[Items listed in a dataset]
——————
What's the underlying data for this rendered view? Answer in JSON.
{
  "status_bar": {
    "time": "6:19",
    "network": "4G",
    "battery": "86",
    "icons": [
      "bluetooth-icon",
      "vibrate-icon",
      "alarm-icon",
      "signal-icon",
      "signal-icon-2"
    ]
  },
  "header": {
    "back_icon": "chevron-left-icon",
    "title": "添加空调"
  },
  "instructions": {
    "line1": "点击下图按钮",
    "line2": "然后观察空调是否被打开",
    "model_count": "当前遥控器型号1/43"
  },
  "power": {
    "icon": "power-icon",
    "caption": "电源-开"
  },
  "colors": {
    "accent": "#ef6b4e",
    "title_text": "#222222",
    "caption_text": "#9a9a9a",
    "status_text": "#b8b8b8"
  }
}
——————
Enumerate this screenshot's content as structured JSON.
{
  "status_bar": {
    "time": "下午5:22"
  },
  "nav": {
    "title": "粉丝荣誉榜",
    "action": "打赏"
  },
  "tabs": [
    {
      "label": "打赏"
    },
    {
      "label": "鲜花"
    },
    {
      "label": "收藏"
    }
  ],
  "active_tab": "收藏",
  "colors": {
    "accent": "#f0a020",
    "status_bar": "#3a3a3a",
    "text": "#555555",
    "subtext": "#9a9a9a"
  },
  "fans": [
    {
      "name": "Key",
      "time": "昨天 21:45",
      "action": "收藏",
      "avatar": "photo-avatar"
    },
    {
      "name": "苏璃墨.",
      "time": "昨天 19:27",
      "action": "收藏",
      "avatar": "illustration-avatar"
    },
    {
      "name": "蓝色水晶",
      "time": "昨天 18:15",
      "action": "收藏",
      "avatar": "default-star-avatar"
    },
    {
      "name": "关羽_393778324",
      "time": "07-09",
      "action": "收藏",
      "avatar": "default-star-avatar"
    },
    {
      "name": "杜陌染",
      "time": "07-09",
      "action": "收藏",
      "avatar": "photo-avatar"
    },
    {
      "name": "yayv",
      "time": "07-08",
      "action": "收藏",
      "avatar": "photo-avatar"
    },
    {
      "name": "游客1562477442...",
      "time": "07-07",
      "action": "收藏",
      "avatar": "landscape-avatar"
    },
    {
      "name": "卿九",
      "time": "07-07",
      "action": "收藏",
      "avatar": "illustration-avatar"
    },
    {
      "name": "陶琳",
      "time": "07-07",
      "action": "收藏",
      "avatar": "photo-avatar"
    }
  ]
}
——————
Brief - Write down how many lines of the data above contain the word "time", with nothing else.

Output for this task - 11